By Katie Wimsatt, Intern, David Gardiner and Associates
The Senate is currently considering changes to tax policy that could further drive investment in combined heat and power (CHP) and waste heat to power (WHP) systems. The energy investment tax credit (ITC) under Section 48 of the Internal Revenue Code provides tax benefits to investors for certain clean or renewable technologies. Currently, CHP receives a 10% ITC under section 48 and WHP is not qualified for any form of ITC. In a letter to the Senate Finance Committee Energy Taskforce, the Alliance for Industrial Efficiency recommended that the Senate increase the ITC for CHP systems between 15 and 50 MW to 20% and clarify that WHP is eligible for the ITC. By implementing these changes, the Senate can help overcome the commercial uncertainty and financial barriers that currently limit the use of these systems. This will allow businesses to realize the efficiency and resiliency benefits of these technologies while cutting operational costs.
There are still large areas of untapped potential for CHP systems. Industrial uses currently represent about 86% of current CHP capacity but over 70% of new potential lies in the commercial sector. This potential mainly lies in CHP systems adapted to fit the smaller footprint of commercial facilities. Commercial CHP use would help more businesses cut their energy expenditures and increase resilience.
Increased efficiency from CHP enables users to cut their energy and heating costs. For example, Snowbird Ski and Summer Resort in Snowbird, Utah installed a 2 MW CHP system that generates one-third of the resort’s winter electricity load, the all of the summer electricity load, and heating and cooling for the facility. The CHP system has saved the resort over $815,000 a year on energy costs. Commercial buildings can also access the energy efficiency benefits of CHP. San Francisco’s Transamerica Pyramid Building installed a 1 MW CHP system in 2009 that provides 70% of its daytime electricity consumption and 100% of its heating, chilled water, and hot water needs while saving between seven and eight thousand dollars annually. The energy efficiency potential of CHP can also play a role in lowering the carbon footprint of commercial facilities—for example, Bowdoin College’s CHP system offsets 8% of the college’s electricity needs, provides 100% of the campus’s heating needs, and saves over $100,000 per year while lowering emissions of carbon dioxide equivalent by 230 metric tons. CHP can provide major cost savings—even in non-traditional markets—that can help boost the competitiveness of U.S. commercial entities.

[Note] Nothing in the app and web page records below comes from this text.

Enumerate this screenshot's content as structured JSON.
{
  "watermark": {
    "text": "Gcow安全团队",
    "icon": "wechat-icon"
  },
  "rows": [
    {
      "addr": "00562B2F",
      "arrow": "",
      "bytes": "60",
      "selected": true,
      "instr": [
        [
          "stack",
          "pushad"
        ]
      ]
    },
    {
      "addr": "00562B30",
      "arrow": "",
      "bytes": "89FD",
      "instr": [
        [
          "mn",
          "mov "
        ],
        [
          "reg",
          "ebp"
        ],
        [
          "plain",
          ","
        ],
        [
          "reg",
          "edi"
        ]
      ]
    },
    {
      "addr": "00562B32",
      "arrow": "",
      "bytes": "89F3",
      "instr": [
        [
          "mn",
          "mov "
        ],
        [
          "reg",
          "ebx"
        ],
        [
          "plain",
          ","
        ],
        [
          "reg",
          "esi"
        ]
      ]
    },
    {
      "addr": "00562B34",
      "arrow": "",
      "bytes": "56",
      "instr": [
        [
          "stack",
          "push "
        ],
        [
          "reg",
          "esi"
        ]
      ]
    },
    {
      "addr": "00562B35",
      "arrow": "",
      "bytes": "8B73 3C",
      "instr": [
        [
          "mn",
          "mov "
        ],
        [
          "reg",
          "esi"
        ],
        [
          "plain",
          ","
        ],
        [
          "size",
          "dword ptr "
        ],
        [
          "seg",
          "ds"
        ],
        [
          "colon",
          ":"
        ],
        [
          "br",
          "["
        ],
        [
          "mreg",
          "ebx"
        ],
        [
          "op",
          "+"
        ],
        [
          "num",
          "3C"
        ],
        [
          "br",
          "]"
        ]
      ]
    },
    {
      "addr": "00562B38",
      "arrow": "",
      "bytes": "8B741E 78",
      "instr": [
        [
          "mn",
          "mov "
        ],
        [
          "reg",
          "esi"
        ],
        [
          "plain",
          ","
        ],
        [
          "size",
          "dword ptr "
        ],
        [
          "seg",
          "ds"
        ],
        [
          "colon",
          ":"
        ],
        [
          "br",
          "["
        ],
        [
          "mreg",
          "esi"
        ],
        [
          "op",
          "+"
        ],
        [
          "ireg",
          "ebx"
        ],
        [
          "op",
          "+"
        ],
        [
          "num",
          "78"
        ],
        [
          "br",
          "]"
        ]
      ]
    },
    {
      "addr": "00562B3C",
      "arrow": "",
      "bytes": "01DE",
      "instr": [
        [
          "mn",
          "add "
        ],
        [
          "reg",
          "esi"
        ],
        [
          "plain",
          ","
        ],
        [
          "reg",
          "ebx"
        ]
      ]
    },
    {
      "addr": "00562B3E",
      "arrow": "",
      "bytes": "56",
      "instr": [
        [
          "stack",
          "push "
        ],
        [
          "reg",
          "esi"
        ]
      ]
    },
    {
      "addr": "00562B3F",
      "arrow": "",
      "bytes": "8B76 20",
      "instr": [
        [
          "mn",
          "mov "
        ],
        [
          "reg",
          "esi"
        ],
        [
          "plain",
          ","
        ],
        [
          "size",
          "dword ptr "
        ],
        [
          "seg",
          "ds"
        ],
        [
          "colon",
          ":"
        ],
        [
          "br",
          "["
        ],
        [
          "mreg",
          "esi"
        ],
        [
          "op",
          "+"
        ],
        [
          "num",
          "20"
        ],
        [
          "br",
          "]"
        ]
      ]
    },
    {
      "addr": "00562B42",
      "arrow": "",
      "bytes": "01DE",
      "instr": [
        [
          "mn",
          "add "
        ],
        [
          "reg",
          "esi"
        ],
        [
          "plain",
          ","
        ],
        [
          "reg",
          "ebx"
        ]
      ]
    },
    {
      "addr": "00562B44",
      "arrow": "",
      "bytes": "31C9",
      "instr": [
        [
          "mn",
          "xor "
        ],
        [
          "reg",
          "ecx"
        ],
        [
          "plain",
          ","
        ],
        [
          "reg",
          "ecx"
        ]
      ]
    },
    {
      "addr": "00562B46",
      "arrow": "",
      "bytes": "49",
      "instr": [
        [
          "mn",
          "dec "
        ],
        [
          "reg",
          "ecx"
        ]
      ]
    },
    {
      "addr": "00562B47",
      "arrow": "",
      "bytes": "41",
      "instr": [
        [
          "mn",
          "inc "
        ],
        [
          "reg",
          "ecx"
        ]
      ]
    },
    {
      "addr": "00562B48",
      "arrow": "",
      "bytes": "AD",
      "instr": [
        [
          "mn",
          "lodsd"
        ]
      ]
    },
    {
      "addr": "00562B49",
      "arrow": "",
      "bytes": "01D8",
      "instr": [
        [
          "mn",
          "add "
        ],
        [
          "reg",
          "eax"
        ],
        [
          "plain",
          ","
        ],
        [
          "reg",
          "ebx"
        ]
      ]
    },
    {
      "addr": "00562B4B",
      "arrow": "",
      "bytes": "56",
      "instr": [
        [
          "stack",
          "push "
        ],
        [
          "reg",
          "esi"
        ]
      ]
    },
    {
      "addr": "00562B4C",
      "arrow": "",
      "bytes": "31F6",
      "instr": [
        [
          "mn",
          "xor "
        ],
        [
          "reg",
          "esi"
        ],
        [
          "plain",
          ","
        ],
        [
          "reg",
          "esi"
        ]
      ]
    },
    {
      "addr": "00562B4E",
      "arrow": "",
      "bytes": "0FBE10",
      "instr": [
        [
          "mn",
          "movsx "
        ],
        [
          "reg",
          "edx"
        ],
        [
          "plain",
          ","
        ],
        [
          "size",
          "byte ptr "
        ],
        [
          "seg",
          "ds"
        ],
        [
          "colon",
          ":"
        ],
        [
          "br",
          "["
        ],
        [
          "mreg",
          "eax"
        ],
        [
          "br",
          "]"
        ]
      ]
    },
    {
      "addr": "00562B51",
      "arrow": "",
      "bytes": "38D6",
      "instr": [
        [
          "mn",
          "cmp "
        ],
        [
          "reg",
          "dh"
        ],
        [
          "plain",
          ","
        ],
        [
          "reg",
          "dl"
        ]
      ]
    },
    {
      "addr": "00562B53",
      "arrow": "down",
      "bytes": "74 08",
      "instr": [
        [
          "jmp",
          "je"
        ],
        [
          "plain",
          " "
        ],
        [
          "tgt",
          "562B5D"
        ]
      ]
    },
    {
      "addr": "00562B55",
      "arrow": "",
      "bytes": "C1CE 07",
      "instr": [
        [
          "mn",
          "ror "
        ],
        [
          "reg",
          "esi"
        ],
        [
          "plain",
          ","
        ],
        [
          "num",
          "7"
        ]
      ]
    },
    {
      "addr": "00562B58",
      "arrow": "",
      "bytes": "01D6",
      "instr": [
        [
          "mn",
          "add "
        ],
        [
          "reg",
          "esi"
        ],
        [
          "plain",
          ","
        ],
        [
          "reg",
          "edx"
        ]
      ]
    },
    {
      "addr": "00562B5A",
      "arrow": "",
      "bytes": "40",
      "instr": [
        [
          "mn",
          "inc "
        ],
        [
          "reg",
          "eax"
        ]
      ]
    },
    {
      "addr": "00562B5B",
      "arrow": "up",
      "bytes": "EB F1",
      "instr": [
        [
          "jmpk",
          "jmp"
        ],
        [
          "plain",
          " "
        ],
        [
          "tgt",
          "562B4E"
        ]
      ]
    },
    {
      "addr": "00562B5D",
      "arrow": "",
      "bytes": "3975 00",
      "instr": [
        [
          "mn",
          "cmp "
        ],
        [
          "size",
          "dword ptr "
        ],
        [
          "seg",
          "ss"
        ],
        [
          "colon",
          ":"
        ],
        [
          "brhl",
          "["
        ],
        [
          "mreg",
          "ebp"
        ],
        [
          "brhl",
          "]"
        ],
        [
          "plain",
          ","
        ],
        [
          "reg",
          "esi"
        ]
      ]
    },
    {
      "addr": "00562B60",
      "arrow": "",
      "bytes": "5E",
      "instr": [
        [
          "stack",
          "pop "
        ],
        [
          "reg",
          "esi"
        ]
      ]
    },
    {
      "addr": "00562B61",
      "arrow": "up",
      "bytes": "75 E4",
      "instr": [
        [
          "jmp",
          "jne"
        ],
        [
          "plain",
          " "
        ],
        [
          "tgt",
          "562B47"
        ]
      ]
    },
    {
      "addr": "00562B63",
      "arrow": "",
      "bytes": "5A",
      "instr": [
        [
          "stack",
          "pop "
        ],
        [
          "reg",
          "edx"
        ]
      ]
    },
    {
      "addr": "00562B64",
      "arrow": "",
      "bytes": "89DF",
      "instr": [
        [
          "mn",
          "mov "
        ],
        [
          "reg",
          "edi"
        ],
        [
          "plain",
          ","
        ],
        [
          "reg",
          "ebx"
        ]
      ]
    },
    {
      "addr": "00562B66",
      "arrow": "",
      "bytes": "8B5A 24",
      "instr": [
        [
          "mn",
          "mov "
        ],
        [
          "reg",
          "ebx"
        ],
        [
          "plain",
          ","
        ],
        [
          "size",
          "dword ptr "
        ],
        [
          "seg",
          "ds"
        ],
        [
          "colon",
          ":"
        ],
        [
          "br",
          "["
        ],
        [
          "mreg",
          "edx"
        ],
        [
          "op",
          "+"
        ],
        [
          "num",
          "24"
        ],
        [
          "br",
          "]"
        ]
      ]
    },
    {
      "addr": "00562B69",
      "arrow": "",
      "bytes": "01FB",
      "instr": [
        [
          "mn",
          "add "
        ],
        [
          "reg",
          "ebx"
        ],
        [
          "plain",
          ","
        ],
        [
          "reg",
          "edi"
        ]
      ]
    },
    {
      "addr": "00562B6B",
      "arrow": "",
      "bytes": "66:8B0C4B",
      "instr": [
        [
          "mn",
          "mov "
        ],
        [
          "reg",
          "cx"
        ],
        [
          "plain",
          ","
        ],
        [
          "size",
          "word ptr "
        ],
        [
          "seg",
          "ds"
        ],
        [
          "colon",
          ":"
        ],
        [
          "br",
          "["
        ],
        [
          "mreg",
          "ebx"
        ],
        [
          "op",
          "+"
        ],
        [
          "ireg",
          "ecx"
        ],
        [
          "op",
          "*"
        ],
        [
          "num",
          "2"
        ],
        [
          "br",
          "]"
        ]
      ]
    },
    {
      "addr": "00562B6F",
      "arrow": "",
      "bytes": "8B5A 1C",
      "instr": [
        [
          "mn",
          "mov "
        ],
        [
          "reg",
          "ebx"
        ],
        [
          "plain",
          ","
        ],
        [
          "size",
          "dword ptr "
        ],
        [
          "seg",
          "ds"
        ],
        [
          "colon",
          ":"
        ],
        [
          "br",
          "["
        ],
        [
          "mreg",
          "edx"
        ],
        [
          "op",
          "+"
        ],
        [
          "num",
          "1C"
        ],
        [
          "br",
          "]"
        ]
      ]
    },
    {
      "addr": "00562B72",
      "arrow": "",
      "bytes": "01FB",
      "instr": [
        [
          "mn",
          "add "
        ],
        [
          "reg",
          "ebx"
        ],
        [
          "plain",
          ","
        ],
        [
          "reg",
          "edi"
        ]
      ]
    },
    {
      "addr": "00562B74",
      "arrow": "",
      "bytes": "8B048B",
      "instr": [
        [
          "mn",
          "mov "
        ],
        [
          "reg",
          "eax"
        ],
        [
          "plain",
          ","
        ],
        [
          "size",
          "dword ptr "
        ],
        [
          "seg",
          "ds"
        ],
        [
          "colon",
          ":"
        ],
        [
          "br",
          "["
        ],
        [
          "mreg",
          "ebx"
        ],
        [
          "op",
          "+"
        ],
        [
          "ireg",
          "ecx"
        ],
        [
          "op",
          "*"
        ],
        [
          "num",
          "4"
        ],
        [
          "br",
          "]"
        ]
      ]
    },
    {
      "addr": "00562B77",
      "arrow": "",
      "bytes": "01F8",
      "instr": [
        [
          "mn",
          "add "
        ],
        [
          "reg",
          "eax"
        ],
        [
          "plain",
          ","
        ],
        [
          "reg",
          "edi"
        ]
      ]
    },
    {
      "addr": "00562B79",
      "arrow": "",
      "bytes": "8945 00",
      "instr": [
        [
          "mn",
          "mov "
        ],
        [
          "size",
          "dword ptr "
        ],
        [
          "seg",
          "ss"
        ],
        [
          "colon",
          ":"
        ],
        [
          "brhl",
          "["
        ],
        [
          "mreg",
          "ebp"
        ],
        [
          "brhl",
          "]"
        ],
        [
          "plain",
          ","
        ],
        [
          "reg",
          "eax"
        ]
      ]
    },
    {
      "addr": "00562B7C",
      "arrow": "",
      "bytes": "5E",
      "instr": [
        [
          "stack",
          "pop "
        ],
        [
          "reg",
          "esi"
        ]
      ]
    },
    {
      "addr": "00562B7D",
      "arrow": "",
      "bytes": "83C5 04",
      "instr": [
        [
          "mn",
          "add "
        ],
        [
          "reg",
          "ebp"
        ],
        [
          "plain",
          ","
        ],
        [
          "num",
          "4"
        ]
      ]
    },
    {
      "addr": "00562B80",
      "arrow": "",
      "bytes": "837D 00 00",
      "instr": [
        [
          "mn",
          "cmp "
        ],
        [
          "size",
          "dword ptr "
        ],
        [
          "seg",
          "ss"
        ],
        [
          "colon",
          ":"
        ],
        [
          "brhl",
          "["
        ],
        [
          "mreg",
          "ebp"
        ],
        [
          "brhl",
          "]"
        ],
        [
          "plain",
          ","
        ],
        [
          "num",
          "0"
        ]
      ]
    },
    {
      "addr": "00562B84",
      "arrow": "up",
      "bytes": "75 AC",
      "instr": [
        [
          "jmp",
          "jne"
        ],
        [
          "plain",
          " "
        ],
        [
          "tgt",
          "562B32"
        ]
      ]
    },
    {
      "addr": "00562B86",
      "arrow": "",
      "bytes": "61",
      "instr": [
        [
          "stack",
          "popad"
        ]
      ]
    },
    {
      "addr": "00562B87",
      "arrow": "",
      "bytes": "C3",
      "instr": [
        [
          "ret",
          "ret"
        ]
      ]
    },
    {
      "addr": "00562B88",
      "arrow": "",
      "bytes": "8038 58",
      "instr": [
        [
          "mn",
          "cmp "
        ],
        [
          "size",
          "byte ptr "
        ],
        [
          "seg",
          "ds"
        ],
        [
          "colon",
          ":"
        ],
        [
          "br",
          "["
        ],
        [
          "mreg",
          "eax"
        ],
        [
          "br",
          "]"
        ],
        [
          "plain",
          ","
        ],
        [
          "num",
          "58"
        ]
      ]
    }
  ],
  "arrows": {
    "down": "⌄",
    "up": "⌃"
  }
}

Commercial CHP can also boost the resilience of critical infrastructure within U.S. Airports, hospitals and wastewater treatment facilities; these critical infrastructure, have been identified as major opportunities for CHP investment due to their needs for continuous power. The ability of CHP to island from the electrical grid during natural disasters and outages ensures these key services can maintain continuous operations. For example, the CHP system at the John F. Kennedy International Airport in New York provides electrical, hot water, and cold water needs of the airport without support from the electrical grid, preventing costly outages like the 11 hour power outage at the Hartfield-Jackson International Airport in Atlanta that generated over $100 million in losses. Additionally, the Texas Medical Center in Houston was able to operate uninterrupted during Hurricane Harvey because its CHP system provided energy, heating, and cooling after the surrounding areas lost power. Increasing ITC for CHP systems will enable similar projects that increase the resilience of key buildings and sectors.
Expanding CHP would benefit all Americans but its commercial potential is currently limited. If CHP provided 20% of US electricity capability, it would create about 1 million technical jobs, reduce air pollution by an amount equal to taking half of current passenger vehicles off the road, and save over 5 quadrillion BTUs of fuel per year, an amount nearly equal to half of the energy consumed by US households. However, commercial buyers view CHP as a risk instead of an opportunity; this perception is furthered by a lack of experience with CHP systems, a history of problems with sales and service support, limited technical resources, and large upfront financial costs. A 20% ITC would encourage non-traditional CHP customers to reap the benefits of this efficient and reliable energy source by lowering investment costs.
Additionally, the Senate Finance Committee has an opportunity to make Waste Heat to Power (WHP) eligible for section 48 investment tax credits. WHP, which uses waste heat from processes and operations to generate electricity, has been excluded from tax credits due to a lack of understanding of key differences between WHP and CHP when the CHP ITC was initially drafted. Thus, WHP, unlike other zero-emission energy resources, is excluded from major tax benefits that help make innovative technologies cost competitive.
Currently, WHP is underutilized in the US; only 10% of its potential is currently utilized. Expanding the ITC would lower costs of WHP systems and encourage companies to begin adopting WHP at a low cost—the Joint Committee on Taxation estimated it would only cost $60 million over ten years. This minor clarification would allow businesses to further increase their efficiency and lower electricity costs.
CHP and WHP adoption is beneficial for American businesses and consumers. The Senate finance committee should recognize their potential and provide a 20% investor tax credit for investment in both generation technologies.
Read the Alliance’s letter to the Senate Finance Committee Energy Taskforce.